§ **Task requirements**:
Retype each of the records below exactly, leaving the pictures out.

────────────────────

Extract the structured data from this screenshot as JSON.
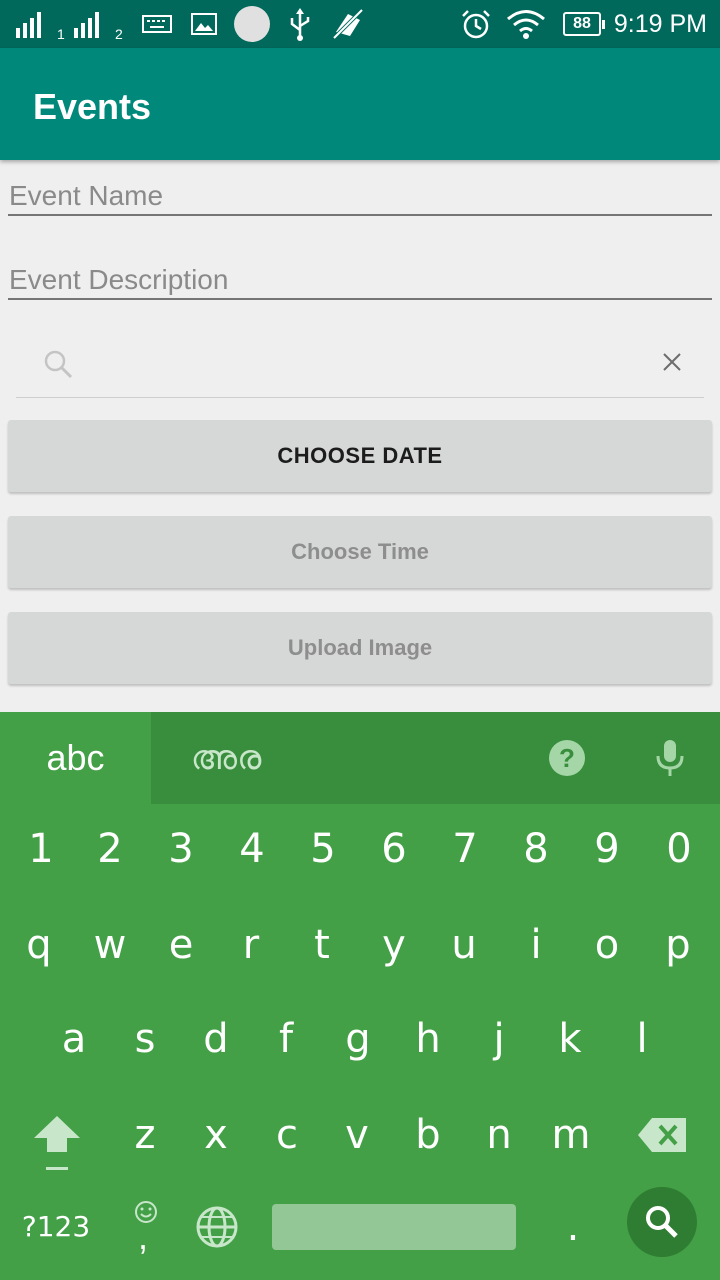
{
  "status_bar": {
    "sim1_label": "1",
    "sim2_label": "2",
    "battery": "88",
    "time": "9:19 PM"
  },
  "app_bar": {
    "title": "Events"
  },
  "form": {
    "event_name_hint": "Event Name",
    "event_description_hint": "Event Description",
    "search_value": "",
    "choose_date_label": "CHOOSE DATE",
    "choose_time_label": "Choose Time",
    "upload_image_label": "Upload Image"
  },
  "keyboard": {
    "tab_abc": "abc",
    "tab_malayalam": "അര",
    "help_label": "?",
    "number_row": [
      "1",
      "2",
      "3",
      "4",
      "5",
      "6",
      "7",
      "8",
      "9",
      "0"
    ],
    "row1": [
      "q",
      "w",
      "e",
      "r",
      "t",
      "y",
      "u",
      "i",
      "o",
      "p"
    ],
    "row2": [
      "a",
      "s",
      "d",
      "f",
      "g",
      "h",
      "j",
      "k",
      "l"
    ],
    "row3": [
      "z",
      "x",
      "c",
      "v",
      "b",
      "n",
      "m"
    ],
    "symbols_key": "?123",
    "comma_key": ",",
    "period_key": "."
  }
}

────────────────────

§ **Reply to the exercise**:
Extract the structured data from this screenshot as JSON.
{
  "status_bar": {
    "sim1_label": "1",
    "sim2_label": "2",
    "battery": "88",
    "time": "9:19 PM"
  },
  "app_bar": {
    "title": "Events"
  },
  "form": {
    "event_name_hint": "Event Name",
    "event_description_hint": "Event Description",
    "search_value": "",
    "choose_date_label": "CHOOSE DATE",
    "choose_time_label": "Choose Time",
    "upload_image_label": "Upload Image"
  },
  "keyboard": {
    "tab_abc": "abc",
    "tab_malayalam": "അര",
    "help_label": "?",
    "number_row": [
      "1",
      "2",
      "3",
      "4",
      "5",
      "6",
      "7",
      "8",
      "9",
      "0"
    ],
    "row1": [
      "q",
      "w",
      "e",
      "r",
      "t",
      "y",
      "u",
      "i",
      "o",
      "p"
    ],
    "row2": [
      "a",
      "s",
      "d",
      "f",
      "g",
      "h",
      "j",
      "k",
      "l"
    ],
    "row3": [
      "z",
      "x",
      "c",
      "v",
      "b",
      "n",
      "m"
    ],
    "symbols_key": "?123",
    "comma_key": ",",
    "period_key": "."
  }
}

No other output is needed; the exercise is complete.